ASW: I write it myself. But, since I don’t have my own personal experience of practicing law to draw on anymore, it does get harder. Various people have contributed ideas to the strip over the years. And my wife is a solicitor for a big city firm. Her daily grind is grist for the cartoon mill. So, really, she writes all my jokes. Or, as she puts it, she “writes the funny ones”.
RKW: What is the cartoonist you are most inspired by?
ASW: I love Posy Simmonds’ work in The Guardian. Charles Peatty and Russell Taylor, who draw the cartoon strip Alex in the daily Telegraph, were a big inspiration to me in the early years. And I love Calvin & Hobbes, Asterix, and Tintin.
RKW: What is the lawyer that you most admire?
ASW: That’s a hard one. There are plenty of lawyers who are admirably good at what they do, but that isn’t quite the same as being admirable. And most of the lawyers who get admired, usually do it for something other than law. Good judges can be admirable.
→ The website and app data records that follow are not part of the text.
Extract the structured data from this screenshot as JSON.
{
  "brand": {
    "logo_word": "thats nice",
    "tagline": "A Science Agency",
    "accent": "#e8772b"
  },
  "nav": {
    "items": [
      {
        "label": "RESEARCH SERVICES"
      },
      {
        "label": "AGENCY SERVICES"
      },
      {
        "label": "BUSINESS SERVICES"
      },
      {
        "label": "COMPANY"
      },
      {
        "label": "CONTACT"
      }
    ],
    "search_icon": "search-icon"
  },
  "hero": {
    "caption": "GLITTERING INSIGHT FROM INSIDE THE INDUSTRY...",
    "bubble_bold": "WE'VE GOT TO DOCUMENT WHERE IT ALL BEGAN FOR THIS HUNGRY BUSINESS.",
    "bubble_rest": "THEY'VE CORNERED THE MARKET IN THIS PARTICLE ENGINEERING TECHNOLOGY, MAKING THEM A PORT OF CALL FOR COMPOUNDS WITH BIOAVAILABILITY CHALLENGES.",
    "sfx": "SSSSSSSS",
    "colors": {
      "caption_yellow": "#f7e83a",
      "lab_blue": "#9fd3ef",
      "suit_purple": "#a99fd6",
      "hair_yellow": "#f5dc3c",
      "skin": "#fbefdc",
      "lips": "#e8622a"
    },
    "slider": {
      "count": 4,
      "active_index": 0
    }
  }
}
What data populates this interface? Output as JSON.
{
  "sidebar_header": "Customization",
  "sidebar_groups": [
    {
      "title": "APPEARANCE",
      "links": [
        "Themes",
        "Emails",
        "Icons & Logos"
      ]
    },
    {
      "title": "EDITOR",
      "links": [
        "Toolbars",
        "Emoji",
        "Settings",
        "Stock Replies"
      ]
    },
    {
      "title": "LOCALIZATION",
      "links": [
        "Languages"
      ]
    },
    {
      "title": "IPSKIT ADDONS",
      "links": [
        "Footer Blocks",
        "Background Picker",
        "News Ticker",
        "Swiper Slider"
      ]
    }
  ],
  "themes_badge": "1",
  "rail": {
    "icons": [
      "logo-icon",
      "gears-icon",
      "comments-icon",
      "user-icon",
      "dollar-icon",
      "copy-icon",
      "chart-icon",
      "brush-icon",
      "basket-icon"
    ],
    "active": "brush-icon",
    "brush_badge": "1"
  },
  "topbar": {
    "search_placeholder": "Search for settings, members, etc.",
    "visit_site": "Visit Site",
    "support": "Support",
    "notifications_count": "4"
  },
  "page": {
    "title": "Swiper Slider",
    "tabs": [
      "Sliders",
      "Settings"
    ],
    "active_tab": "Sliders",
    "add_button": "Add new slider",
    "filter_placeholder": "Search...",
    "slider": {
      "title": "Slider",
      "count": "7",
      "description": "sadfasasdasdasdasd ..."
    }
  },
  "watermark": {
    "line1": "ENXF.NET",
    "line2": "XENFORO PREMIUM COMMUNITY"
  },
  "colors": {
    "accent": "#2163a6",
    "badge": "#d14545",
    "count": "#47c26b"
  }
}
Maybe Lord Denning – he was a great judge.
RKW: Yes Lord Denning had a clear and fair mind. The law is always being challenged not least by criminals. But it is also challenged legitimately responding to issues of the times. However the rule of law with all its checks and balances with concept of justice and fair play at its heart has been challenged by methods of circumvention in recent times by the most unlikely perpetrator. What are your thoughts about, kidnapping re-named 'extraordinary rendition', torture 're-branded 'enhanced interrogation', imprisonment with out charge, trial or end date 'detention' ? Is changing the name of a crime sufficient to render it legal!
ASW: These are all features of the growing power of the state over the individual and the gradual restriction of our civil liberties. I probably have about as much influence over this process as the next cartoonist - which is to say none at all. But I do like to make fun of it. Maybe laughter is a better weapon than protest. Or maybe both are equally ineffective; ask me again in ten years.
RKW: I get back to you then! What’s it like working for Rupert Murdoch?
ASW: I have worked for The Times for two decades but have never even come close to meeting its proprietor. In fact, I have only been in to visit the newspaper on three occasions in twenty years. But print is in steep decline and I think we will be sorry when the newspapers are gone. The truth is I am grateful for having had a job that I love for the past 20 years.
Alex Steuart Williams, attending the 20 years of cartoons from THE TIMES 1993 - 2013 "The Queen's Counsel LAWYER'S OMNIBUS" at the Bush Theatre, Shepherds Bush, London, UK, 22nd November 2013